-- RECORDS SHOWN follows --

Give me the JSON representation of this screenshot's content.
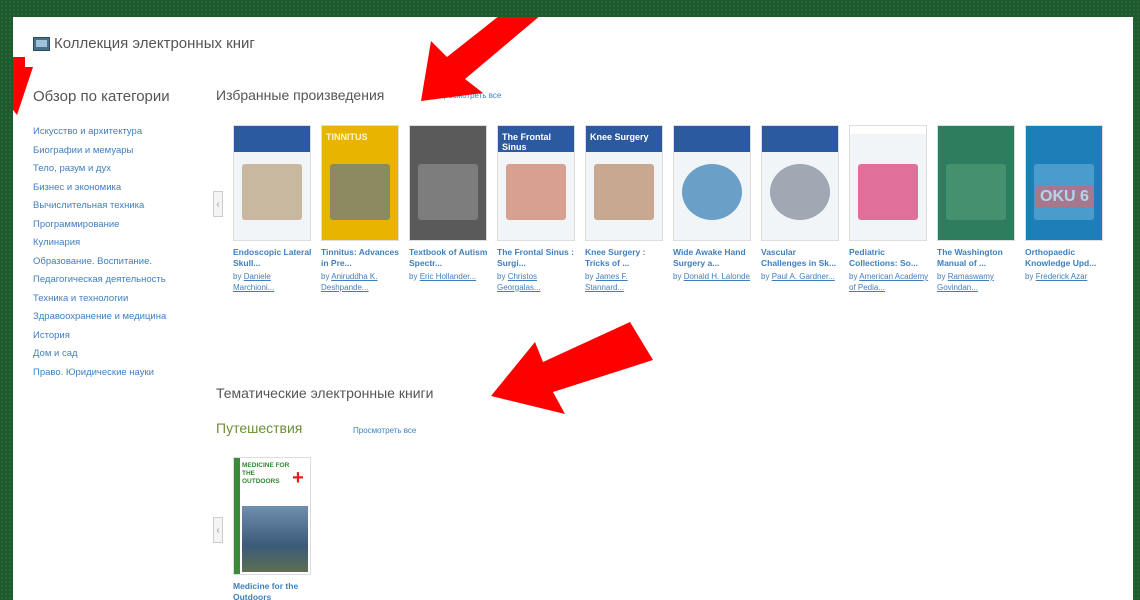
{
  "header": {
    "title": "Коллекция электронных книг"
  },
  "sidebar": {
    "heading": "Обзор по категории",
    "items": [
      "Искусство и архитектура",
      "Биографии и мемуары",
      "Тело, разум и дух",
      "Бизнес и экономика",
      "Вычислительная техника",
      "Программирование",
      "Кулинария",
      "Образование. Воспитание.",
      "Педагогическая деятельность",
      "Техника и технологии",
      "Здравоохранение и медицина",
      "История",
      "Дом и сад",
      "Право. Юридические науки"
    ]
  },
  "featured": {
    "title": "Избранные произведения",
    "view_all": "Просмотреть все",
    "books": [
      {
        "title": "Endoscopic Lateral Skull...",
        "author": "Daniele Marchioni...",
        "cover_color": "#2c5aa0"
      },
      {
        "title": "Tinnitus: Advances in Pre...",
        "author": "Aniruddha K. Deshpande...",
        "cover_color": "#e8b400",
        "cover_text": "TINNITUS"
      },
      {
        "title": "Textbook of Autism Spectr...",
        "author": "Eric Hollander...",
        "cover_color": "#5a5a5a"
      },
      {
        "title": "The Frontal Sinus : Surgi...",
        "author": "Christos Georgalas...",
        "cover_color": "#2c5aa0",
        "cover_text": "The Frontal Sinus"
      },
      {
        "title": "Knee Surgery : Tricks of ...",
        "author": "James F. Stannard...",
        "cover_color": "#2c5aa0",
        "cover_text": "Knee Surgery"
      },
      {
        "title": "Wide Awake Hand Surgery a...",
        "author": "Donald H. Lalonde",
        "cover_color": "#2c5aa0"
      },
      {
        "title": "Vascular Challenges in Sk...",
        "author": "Paul A. Gardner...",
        "cover_color": "#2c5aa0"
      },
      {
        "title": "Pediatric Collections: So...",
        "author": "American Academy of Pedia...",
        "cover_color": "#ffffff"
      },
      {
        "title": "The Washington Manual of ...",
        "author": "Ramaswamy Govindan...",
        "cover_color": "#2e7d5e"
      },
      {
        "title": "Orthopaedic Knowledge Upd...",
        "author": "Frederick Azar",
        "cover_color": "#1e7fb8",
        "cover_text": "OKU 6"
      }
    ]
  },
  "thematic": {
    "title": "Тематические электронные книги",
    "subsection": "Путешествия",
    "view_all": "Просмотреть все",
    "books": [
      {
        "title": "Medicine for the Outdoors",
        "cover_text": "MEDICINE FOR THE OUTDOORS"
      }
    ]
  },
  "by_label": "by",
  "colors": {
    "link": "#3f7fbf",
    "subsection": "#6b8e3a",
    "frame": "#1f5a2e",
    "arrow": "#ff0000"
  }
}
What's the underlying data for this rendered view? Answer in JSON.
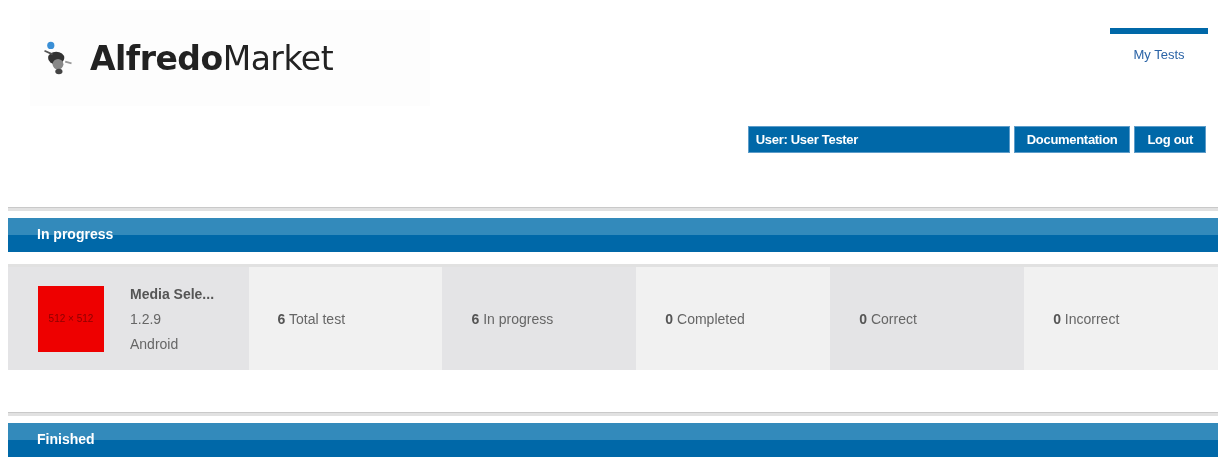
{
  "logo": {
    "text": "**Alfredo**Market"
  },
  "nav": [
    {
      "label": "My Tests",
      "selected": true
    }
  ],
  "user_bar": {
    "user": "User: User Tester",
    "buttons": [
      "Documentation",
      "Log out"
    ]
  },
  "sections": [
    {
      "title": "In progress",
      "apps": [
        {
          "icon_text": "512 × 512",
          "name": "Media Sele...",
          "version": "1.2.9",
          "platform": "Android",
          "stats": [
            {
              "value": "6",
              "label": "Total test"
            },
            {
              "value": "6",
              "label": "In progress"
            },
            {
              "value": "0",
              "label": "Completed"
            },
            {
              "value": "0",
              "label": "Correct"
            },
            {
              "value": "0",
              "label": "Incorrect"
            }
          ]
        }
      ]
    },
    {
      "title": "Finished"
    }
  ]
}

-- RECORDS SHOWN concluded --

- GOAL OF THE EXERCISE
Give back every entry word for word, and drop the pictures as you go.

- SOLUTION FOR THIS TASK
Give me the JSON representation of this screenshot's content.
{
  "header": {
    "title": "Коллекция электронных книг"
  },
  "sidebar": {
    "heading": "Обзор по категории",
    "items": [
      "Искусство и архитектура",
      "Биографии и мемуары",
      "Тело, разум и дух",
      "Бизнес и экономика",
      "Вычислительная техника",
      "Программирование",
      "Кулинария",
      "Образование. Воспитание.",
      "Педагогическая деятельность",
      "Техника и технологии",
      "Здравоохранение и медицина",
      "История",
      "Дом и сад",
      "Право. Юридические науки"
    ]
  },
  "featured": {
    "title": "Избранные произведения",
    "view_all": "Просмотреть все",
    "books": [
      {
        "title": "Endoscopic Lateral Skull...",
        "author": "Daniele Marchioni...",
        "cover_color": "#2c5aa0"
      },
      {
        "title": "Tinnitus: Advances in Pre...",
        "author": "Aniruddha K. Deshpande...",
        "cover_color": "#e8b400",
        "cover_text": "TINNITUS"
      },
      {
        "title": "Textbook of Autism Spectr...",
        "author": "Eric Hollander...",
        "cover_color": "#5a5a5a"
      },
      {
        "title": "The Frontal Sinus : Surgi...",
        "author": "Christos Georgalas...",
        "cover_color": "#2c5aa0",
        "cover_text": "The Frontal Sinus"
      },
      {
        "title": "Knee Surgery : Tricks of ...",
        "author": "James F. Stannard...",
        "cover_color": "#2c5aa0",
        "cover_text": "Knee Surgery"
      },
      {
        "title": "Wide Awake Hand Surgery a...",
        "author": "Donald H. Lalonde",
        "cover_color": "#2c5aa0"
      },
      {
        "title": "Vascular Challenges in Sk...",
        "author": "Paul A. Gardner...",
        "cover_color": "#2c5aa0"
      },
      {
        "title": "Pediatric Collections: So...",
        "author": "American Academy of Pedia...",
        "cover_color": "#ffffff"
      },
      {
        "title": "The Washington Manual of ...",
        "author": "Ramaswamy Govindan...",
        "cover_color": "#2e7d5e"
      },
      {
        "title": "Orthopaedic Knowledge Upd...",
        "author": "Frederick Azar",
        "cover_color": "#1e7fb8",
        "cover_text": "OKU 6"
      }
    ]
  },
  "thematic": {
    "title": "Тематические электронные книги",
    "subsection": "Путешествия",
    "view_all": "Просмотреть все",
    "books": [
      {
        "title": "Medicine for the Outdoors",
        "cover_text": "MEDICINE FOR THE OUTDOORS"
      }
    ]
  },
  "by_label": "by",
  "colors": {
    "link": "#3f7fbf",
    "subsection": "#6b8e3a",
    "frame": "#1f5a2e",
    "arrow": "#ff0000"
  }
}
What's the underlying data for this rendered view? Answer in JSON.
{
  "logo": {
    "text": "**Alfredo**Market"
  },
  "nav": [
    {
      "label": "My Tests",
      "selected": true
    }
  ],
  "user_bar": {
    "user": "User: User Tester",
    "buttons": [
      "Documentation",
      "Log out"
    ]
  },
  "sections": [
    {
      "title": "In progress",
      "apps": [
        {
          "icon_text": "512 × 512",
          "name": "Media Sele...",
          "version": "1.2.9",
          "platform": "Android",
          "stats": [
            {
              "value": "6",
              "label": "Total test"
            },
            {
              "value": "6",
              "label": "In progress"
            },
            {
              "value": "0",
              "label": "Completed"
            },
            {
              "value": "0",
              "label": "Correct"
            },
            {
              "value": "0",
              "label": "Incorrect"
            }
          ]
        }
      ]
    },
    {
      "title": "Finished"
    }
  ]
}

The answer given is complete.